To file a program discrimination complaint, a Complainant should complete a Form AD-3027, USDA Program Discrimination Complaint Form which can be obtained online, from any USDA office, by calling (866) 632-9992, or by writing a letter addressed to USDA. The letter must contain the complainant’s name, address, telephone number, and a written description of the alleged discriminatory action in sufficient detail to inform the Assistant Secretary for Civil Rights (ASCR) about the nature and date of an alleged civil rights violation. The completed AD-3027 form or letter must be submitted to USDA by:

  1. Mail:
    U.S. Department of Agriculture
    Office of the Assistant Secretary for Civil Rights
    1400 Independence Avenue, SW
    Washington, D.C. 20250-9410; or
  2. Fax:
    (833) 256-1665 or (202) 690-7442; or 
  3. Email:
    program.intake@usda.gov

This institution is an equal opportunity provider.

This statement was updated 8.3.22 in accordance with USDA updates and guidelines.

Eligibility and Income Guidelines

Anyone experiencing food insecurity and self-identifying as meeting the Income Guidelines below is eligible for IFCS Food Market services.

Income Guidelines:
As of March 1, 2023, a household may meet income-based standards in either of the following two ways:

  1. Participate in one of these public assistance programs:
    • Commodity Supplemental Food Program (CSFP)
    • Supplemental Nutrition Assistance Program (SNAP)
    • Low-income Energy Assistance Program (LEAP)
    • Temporary Assistance to Needy Families (TANF)
    • Old Age Pension (OAP)
    • Aid to Needy Disabled (AND)
    • Aid to the Blind (AB)
    • Supplemental Security Income (SSI)
    • Medicaid Eligible Foster Children
  1. If the household does not participate in any of the above public assistance programs, the household must meet the requirements based on the chart below, having a combined gross income not exceeding the maximum income limit for the applicable household size.

For IFCS Financial Assistance Programs (Rental and Utility Bill Payment Assistance), we have a service area of western Arapahoe (Centennial, Englewood, Glendale, Greenwood Village, Littleton, and Sheridan) and southwest Denver Neighborhoods. This includes Bear Valley, College View, Fort Logan, Harvey Park, Harvey Park South, Marston & South Platte (Southwest Neighborhoods further defined as being south of Jewell and west of Santa Fe). IFCS Rental Assistance Programs may be limited to the cities listed within Arapahoe County.

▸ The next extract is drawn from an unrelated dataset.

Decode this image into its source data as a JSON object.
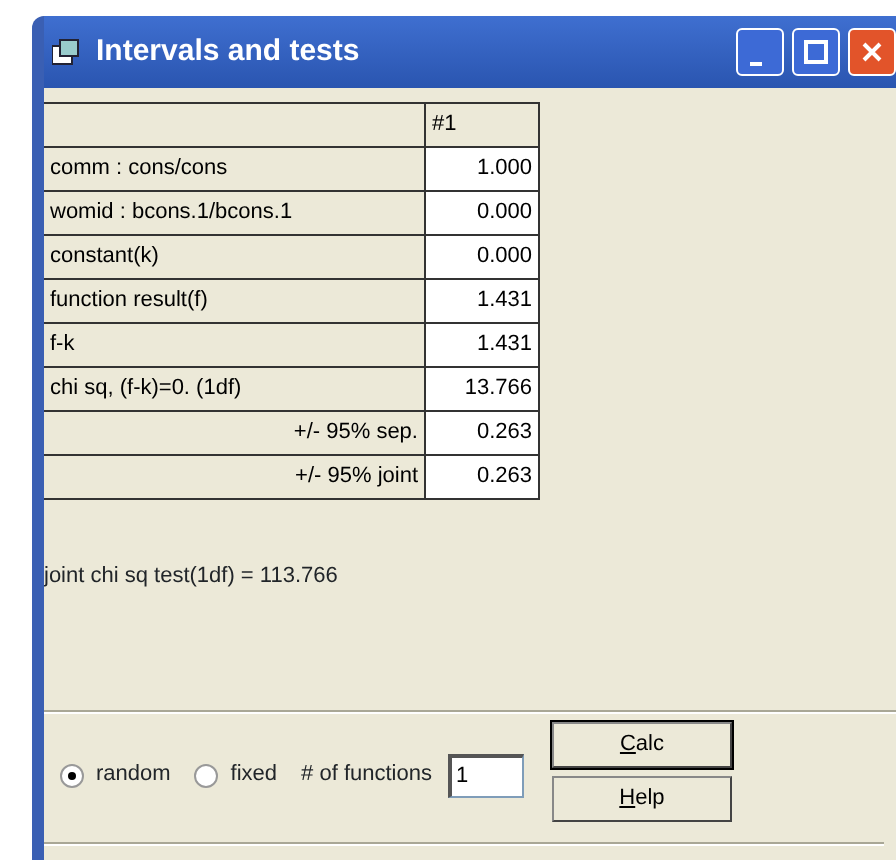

For IFCS Enrichment Programs, we have a service area covering:

  • Western Arapahoe County: Centennial, Englewood, Glendale, Greenwood Village, Littleton, Sheridan, and unincorporated Arapahoe County.
  • Southwest Denver Neighborhoods: Bear Valley, College View, Fort Logan, Harvey Park, Harvey Park South, Marston & South Platte (Southwest Neighborhoods further defined as being south of Jewell and west of Santa Fe).
  • Northern Douglas County: Highlands Ranch, Littleton, and Lone Tree.
  • Southern Jefferson County: Lakewood, Littleton, Morrison (Neighborhoods further defined as being south of Jewell and the C-470 Corridor – including Columbine, Bow Mar, Dakota Ridge, and Ken Caryl Ranch)

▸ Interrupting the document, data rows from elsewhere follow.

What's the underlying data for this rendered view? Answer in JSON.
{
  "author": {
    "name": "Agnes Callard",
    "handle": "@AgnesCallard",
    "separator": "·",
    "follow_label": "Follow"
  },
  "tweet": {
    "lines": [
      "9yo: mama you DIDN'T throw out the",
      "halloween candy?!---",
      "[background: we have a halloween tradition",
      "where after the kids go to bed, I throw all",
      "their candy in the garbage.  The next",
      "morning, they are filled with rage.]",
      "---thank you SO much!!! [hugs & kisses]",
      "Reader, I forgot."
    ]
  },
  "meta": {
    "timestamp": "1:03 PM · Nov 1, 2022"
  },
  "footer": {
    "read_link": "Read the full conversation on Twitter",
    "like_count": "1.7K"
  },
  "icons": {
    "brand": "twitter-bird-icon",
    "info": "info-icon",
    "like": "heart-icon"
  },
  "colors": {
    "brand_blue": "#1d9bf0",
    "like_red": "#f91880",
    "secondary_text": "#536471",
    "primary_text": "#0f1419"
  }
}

 Applications outside of these listed areas will not be accepted. (Central Denver, North Denver, and Aurora applications will not be accepted.)